Joaquin Phoenix might just be crazy enough to be interesting
In late 2008, Joaquin Phoenix (Walk the Line) "retired" from acting to pursue a new career as a hip-hop musician and beard aficionado; the year that followed was memorable mainly for a disastrous concert performance in Las Vegas and a bizarre appearance on David Letterman's show. Was it all an Andy Kaufman-esque put-on, or was Phoenix a legit self-indulgent weirdo? Though it doesn't answer that question definitively, the new documentary -- or "documentary" -- I'm Still Here 65 (directed by Phoenix's brother-in-law, Casey Affleck) thoroughly chronicles the actor's lost year, and many critics were impressed by the film, though the reviews run the gamut from glowing (Time Out New York's 100) to terrible (Chicago Tribune's 0). As of Thursday evening, over 70% of the reviews are positive.
Although they weren't entirely sure when they were watching Joaquin Phoenix, and when they were watching "Joaquin Phoenix" (likely, it was a bit of both), most critics admired not just the comedic aspects of Phoenix's odd behavior, but also the film's brutally honest portrayal of a celebrity's breakdown thanks to a potent combination of ego, drugs, and dementia.

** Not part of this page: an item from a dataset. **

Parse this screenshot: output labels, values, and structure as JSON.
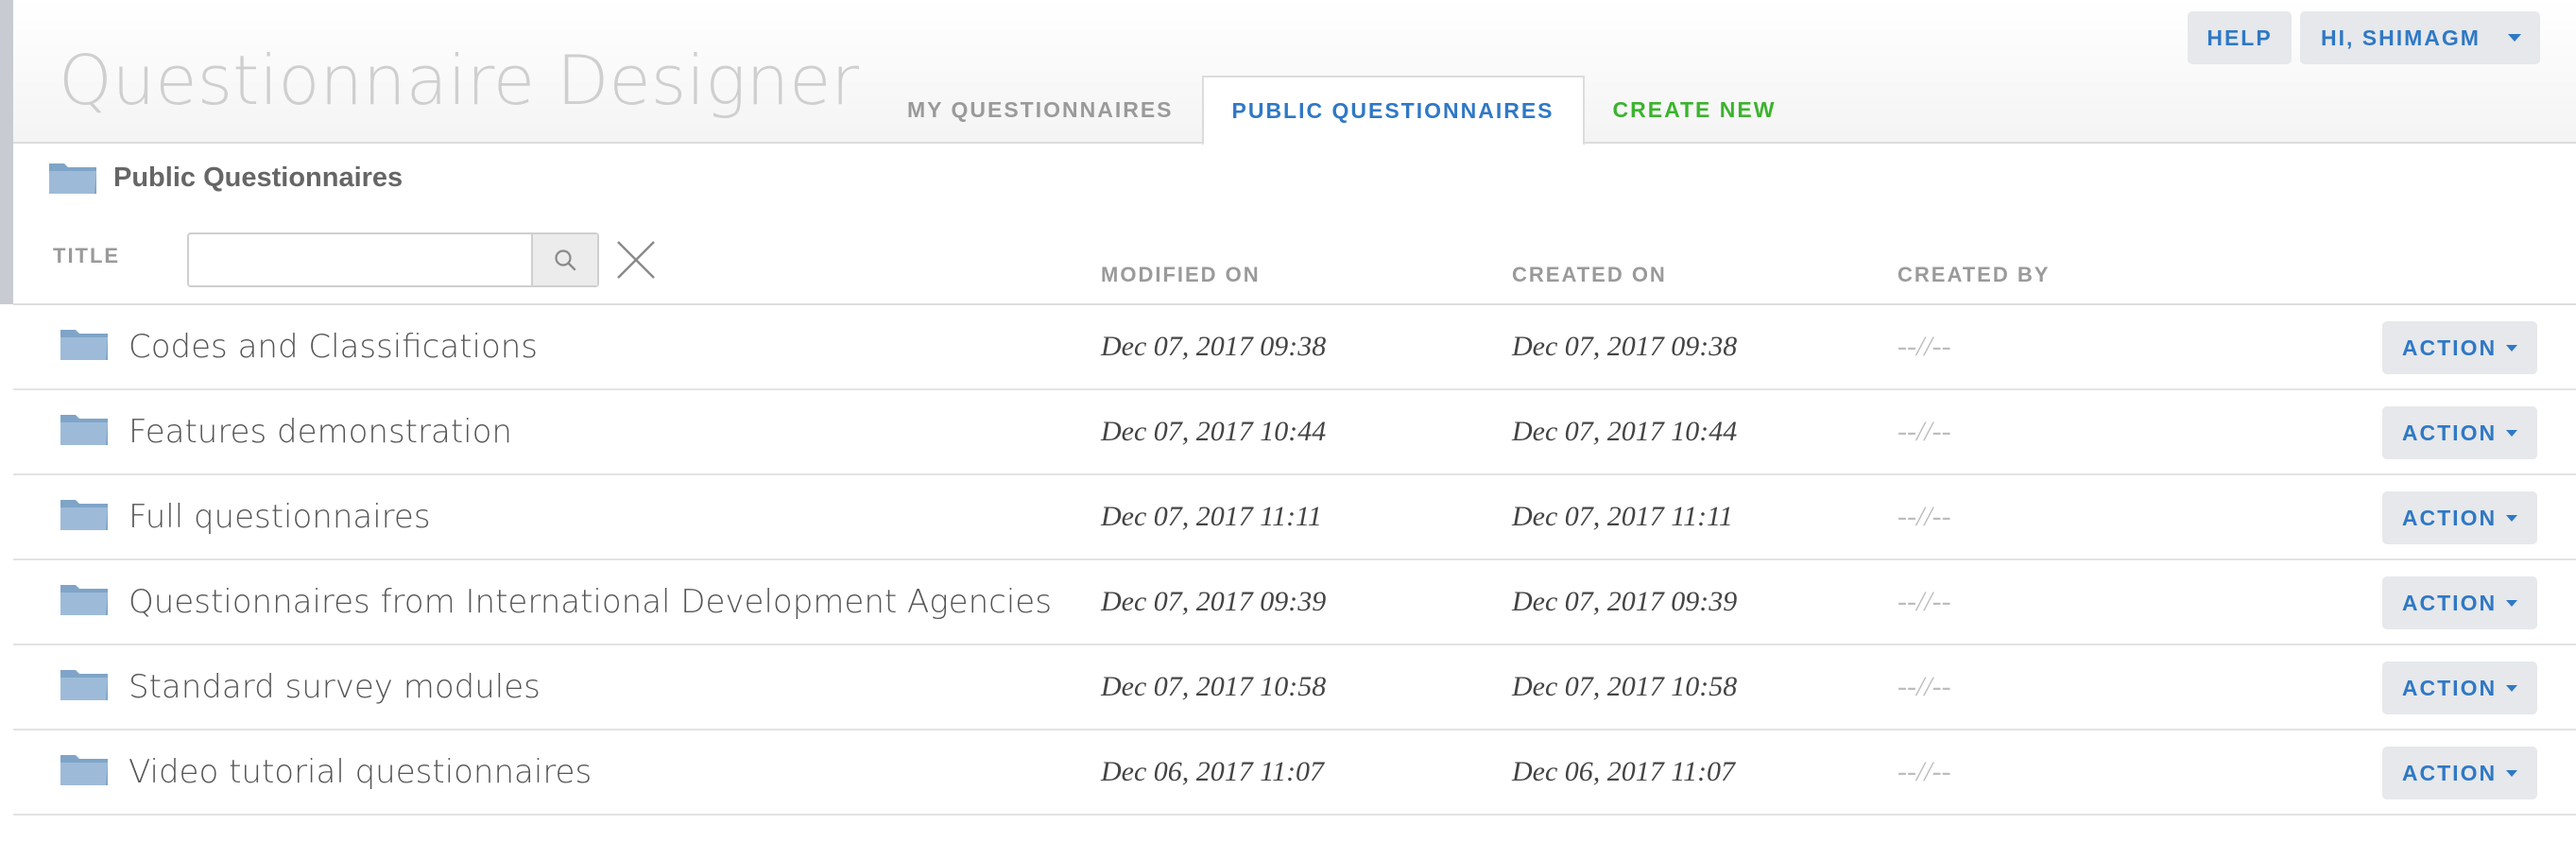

Or, at least, its facsimile of a brutally honest portrayal of such. The few reviewers who hated the film found the actor's behavior insufferable, and weren't captivated by yet another portrayal of a celebrity meltdown; in fact, they were so infuriated by the film that they couldn't care less whether or not Phoenix was faking.
Looking for a better documentary about "artists" where you cannot be fully sure about the veracity of what you are being shown? Try this year's Exit Through the Gift Shop 85.
Mercury Music Prize voters sometimes get it right
This week, the acclaimed debut album from the London-based band The xx was selected from a field of a dozen shortlisted nominees as the recipient of 2010's Mercury Prize. The award is given out annually to the best album from the U.K. or Ireland, as chosen by a group of journalists, musicians, and music executives. While the award is considered prestigious -- and can boost album sales for the winner (The xx's debut is already shooting up the UK charts this week) -- the nomination process can be controversial, with oddball selections popping up in the shortlists most years.
It would seem, however, that the panelists made the right choice this year. xx was one of the past year's highest-scoring albums on Metacritic, and appeared on many critics' year-end top ten lists. In fact, of the 12 shortlisted nominees, the album by The xx received the most favorable reviews from professional critics. The last time that the Mercury Prize went to the shortlisted nominee with the highest Metascore was 2005, and it has happened four times in the past decade, as you can see in the chart below, which indicates where the winning album's Metascore ranks among all nominated albums that year.
|Year||Winning Album / Artist||Metascore||Rank*|
|2010||xx by The xx||86||1|
|2009||Speech Therapy by Speech Debelle||77||3|
|High score among nominees that year: Primary Colours 82 by The Horrors|
|2008||The Seldom Seen Kid by Elbow||82||4|
|High score among nominees that year: Untrue 90 by Burial|
|2007||Myths of the Near Future by Klaxons||71||6|
|High score among nominees that year: Favourite Worst Nightmare 82 by Arctic Monkeys|
|2006||Whatever People Say I Am, That's ... by Arctic Monkeys||82||2|
|High score among nominees that year: Cole's Corner 85 by Richard Hawley|
|2005||I Am a Bird Now by Antony and the Johnsons||88||t. 1 **|
|2004||Franz Ferdinand by Franz Ferdinand||87||2|
|High score among nominees that year: A Grand Don't Come For Free 91 by The Streets|
|2003||Boy in Da Corner by Dizzee Rascal||92||1|
|2002||A Little Deeper by Ms. Dynamite||80||4|
|High score among nominees that year: Original Pirate Material 90 by The Streets|
|2001||Stories from the City, Stories from the Sea by PJ Harvey||88||1|